RECORDS SUPPLIED:
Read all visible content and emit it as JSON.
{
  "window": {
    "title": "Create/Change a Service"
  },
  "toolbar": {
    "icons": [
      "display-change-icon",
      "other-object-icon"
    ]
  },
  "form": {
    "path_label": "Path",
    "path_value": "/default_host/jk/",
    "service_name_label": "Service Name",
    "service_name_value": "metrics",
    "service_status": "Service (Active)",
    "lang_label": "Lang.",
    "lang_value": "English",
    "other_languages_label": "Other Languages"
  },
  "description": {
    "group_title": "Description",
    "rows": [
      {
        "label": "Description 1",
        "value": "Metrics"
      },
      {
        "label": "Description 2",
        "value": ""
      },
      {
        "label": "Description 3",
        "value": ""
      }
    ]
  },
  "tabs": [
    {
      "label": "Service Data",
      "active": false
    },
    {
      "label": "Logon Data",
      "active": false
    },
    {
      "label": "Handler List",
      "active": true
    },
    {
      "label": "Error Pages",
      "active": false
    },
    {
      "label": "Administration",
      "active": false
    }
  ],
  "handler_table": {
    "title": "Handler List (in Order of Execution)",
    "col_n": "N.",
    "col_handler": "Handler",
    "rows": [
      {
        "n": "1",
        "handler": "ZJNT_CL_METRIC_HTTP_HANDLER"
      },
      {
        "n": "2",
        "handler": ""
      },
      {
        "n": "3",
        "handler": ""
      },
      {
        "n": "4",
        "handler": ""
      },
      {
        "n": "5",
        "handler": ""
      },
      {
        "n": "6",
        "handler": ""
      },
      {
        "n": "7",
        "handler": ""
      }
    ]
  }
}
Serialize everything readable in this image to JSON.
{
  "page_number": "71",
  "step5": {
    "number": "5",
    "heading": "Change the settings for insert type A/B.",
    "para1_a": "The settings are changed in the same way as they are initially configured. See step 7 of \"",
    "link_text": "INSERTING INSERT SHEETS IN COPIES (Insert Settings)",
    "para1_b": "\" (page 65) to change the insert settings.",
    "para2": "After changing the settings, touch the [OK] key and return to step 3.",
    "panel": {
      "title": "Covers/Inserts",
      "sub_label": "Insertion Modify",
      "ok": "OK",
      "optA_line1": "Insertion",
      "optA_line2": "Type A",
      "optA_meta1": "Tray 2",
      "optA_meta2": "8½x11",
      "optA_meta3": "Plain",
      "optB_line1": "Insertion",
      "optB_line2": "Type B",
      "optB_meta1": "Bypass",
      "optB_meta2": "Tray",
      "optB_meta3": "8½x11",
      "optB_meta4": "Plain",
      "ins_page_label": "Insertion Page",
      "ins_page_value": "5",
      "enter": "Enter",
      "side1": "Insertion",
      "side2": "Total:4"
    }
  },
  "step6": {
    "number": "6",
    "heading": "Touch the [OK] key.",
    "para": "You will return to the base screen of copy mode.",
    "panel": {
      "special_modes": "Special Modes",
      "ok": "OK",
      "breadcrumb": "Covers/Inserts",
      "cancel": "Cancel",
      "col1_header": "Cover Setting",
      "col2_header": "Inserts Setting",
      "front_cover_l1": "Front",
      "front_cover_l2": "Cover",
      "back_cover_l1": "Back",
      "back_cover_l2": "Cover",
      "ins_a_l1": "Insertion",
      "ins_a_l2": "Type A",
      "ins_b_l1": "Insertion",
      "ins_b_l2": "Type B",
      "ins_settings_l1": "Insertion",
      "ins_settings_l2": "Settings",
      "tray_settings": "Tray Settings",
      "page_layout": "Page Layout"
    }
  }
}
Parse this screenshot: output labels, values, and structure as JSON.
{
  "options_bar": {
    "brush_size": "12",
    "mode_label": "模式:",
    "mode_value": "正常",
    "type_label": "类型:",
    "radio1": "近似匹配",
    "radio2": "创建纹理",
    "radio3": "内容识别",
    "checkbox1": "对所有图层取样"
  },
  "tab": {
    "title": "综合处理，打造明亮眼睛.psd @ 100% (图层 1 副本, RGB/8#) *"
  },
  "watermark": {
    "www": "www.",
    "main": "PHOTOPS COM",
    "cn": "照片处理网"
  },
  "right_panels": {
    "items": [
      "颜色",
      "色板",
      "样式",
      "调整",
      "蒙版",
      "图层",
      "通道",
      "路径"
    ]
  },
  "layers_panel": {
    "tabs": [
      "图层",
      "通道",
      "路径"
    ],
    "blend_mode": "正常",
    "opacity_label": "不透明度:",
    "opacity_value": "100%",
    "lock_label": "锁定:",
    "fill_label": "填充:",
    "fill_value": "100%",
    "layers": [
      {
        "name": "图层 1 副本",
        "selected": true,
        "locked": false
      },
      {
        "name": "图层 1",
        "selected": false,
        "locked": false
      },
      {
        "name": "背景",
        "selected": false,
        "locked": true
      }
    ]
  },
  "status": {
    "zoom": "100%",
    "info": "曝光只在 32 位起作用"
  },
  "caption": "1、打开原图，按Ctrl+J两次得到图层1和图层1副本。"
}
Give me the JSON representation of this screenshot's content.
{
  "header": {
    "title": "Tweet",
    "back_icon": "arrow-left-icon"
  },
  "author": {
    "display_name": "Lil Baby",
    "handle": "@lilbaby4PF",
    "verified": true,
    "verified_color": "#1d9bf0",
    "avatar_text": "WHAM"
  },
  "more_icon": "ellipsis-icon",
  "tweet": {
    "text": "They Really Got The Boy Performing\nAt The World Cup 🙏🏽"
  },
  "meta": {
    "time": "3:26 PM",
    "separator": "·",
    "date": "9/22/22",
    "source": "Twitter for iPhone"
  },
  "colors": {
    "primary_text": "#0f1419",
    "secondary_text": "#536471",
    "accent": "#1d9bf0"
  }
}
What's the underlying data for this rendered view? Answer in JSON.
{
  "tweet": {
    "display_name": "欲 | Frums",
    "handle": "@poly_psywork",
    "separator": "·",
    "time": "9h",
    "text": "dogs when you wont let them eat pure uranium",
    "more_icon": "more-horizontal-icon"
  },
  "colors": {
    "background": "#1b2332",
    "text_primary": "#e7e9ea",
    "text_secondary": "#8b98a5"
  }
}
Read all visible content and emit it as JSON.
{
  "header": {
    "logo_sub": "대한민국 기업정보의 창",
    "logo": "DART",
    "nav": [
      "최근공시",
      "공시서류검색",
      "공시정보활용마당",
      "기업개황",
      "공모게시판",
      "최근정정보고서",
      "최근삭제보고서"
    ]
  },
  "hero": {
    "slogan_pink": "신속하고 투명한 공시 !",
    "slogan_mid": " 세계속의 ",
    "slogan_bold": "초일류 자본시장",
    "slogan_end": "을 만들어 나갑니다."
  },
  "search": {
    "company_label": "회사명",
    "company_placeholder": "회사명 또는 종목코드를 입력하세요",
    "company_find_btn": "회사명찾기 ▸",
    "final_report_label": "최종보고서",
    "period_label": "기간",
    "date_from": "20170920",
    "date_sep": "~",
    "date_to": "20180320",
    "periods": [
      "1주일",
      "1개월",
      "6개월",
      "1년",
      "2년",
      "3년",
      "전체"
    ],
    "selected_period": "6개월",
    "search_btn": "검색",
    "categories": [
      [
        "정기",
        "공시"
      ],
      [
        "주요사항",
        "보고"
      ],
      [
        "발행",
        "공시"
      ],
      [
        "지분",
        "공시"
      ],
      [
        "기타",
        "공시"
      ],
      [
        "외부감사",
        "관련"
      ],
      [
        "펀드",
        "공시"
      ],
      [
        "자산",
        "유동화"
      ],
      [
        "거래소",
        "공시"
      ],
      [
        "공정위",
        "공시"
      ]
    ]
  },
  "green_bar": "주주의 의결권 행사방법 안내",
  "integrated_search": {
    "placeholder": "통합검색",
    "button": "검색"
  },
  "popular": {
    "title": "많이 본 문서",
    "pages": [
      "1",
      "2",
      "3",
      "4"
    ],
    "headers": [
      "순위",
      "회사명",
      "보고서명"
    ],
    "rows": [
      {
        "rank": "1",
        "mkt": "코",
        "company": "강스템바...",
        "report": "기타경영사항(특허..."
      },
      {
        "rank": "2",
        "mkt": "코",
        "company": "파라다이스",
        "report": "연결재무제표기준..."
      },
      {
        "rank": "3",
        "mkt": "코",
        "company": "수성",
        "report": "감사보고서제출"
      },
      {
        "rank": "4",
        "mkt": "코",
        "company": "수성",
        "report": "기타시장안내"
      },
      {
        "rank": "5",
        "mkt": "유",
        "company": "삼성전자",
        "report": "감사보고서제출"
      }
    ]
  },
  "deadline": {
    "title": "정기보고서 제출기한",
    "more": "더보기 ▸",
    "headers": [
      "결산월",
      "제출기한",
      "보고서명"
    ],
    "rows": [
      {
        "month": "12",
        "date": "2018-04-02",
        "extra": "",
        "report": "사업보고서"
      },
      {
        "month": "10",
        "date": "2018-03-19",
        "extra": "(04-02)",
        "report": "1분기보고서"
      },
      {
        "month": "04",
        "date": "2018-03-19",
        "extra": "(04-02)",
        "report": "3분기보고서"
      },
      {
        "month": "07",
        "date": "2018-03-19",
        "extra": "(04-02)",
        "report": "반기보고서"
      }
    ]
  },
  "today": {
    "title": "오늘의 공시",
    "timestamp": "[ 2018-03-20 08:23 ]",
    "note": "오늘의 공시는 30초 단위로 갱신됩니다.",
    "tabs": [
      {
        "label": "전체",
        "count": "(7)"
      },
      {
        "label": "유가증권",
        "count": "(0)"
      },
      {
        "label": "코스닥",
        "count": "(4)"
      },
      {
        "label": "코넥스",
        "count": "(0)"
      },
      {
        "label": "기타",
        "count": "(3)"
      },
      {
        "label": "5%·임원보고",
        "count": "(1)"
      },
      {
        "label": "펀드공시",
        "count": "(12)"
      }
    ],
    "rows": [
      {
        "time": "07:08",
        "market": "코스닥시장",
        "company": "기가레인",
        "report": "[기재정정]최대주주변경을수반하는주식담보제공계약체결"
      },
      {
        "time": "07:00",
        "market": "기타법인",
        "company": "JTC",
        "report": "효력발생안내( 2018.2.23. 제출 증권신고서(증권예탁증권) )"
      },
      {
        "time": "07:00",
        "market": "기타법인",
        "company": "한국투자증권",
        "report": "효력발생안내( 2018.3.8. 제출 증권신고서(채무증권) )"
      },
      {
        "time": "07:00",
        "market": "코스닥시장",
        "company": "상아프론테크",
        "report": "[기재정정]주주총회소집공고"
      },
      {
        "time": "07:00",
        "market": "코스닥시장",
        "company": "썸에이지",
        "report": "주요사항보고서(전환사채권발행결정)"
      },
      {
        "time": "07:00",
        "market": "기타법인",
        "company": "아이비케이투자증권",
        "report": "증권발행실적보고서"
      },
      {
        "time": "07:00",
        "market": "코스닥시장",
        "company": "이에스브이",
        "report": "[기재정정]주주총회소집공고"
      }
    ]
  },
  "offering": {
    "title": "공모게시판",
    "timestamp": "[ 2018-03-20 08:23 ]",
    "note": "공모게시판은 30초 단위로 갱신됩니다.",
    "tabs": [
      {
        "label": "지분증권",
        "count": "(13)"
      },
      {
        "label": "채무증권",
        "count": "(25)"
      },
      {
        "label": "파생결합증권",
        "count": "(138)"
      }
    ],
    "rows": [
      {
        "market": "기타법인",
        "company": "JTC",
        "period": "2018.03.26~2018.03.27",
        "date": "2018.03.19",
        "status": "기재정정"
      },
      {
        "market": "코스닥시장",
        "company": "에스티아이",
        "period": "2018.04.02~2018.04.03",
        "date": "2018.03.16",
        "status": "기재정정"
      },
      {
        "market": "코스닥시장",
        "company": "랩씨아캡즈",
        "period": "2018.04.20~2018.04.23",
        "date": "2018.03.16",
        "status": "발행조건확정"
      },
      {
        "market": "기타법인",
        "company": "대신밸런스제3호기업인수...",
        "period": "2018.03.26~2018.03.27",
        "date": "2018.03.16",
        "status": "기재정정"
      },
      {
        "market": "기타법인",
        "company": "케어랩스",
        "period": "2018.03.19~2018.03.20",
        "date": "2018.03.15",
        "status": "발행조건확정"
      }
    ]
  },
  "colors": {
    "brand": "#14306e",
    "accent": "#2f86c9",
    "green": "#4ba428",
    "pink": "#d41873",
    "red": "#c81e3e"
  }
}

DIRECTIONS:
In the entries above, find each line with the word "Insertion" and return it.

EXERCISE RESULT:
      "sub_label": "Insertion Modify",
      "optA_line1": "Insertion",
      "optB_line1": "Insertion",
      "ins_page_label": "Insertion Page",
      "side1": "Insertion",
      "ins_a_l1": "Insertion",
      "ins_b_l1": "Insertion",
      "ins_settings_l1": "Insertion",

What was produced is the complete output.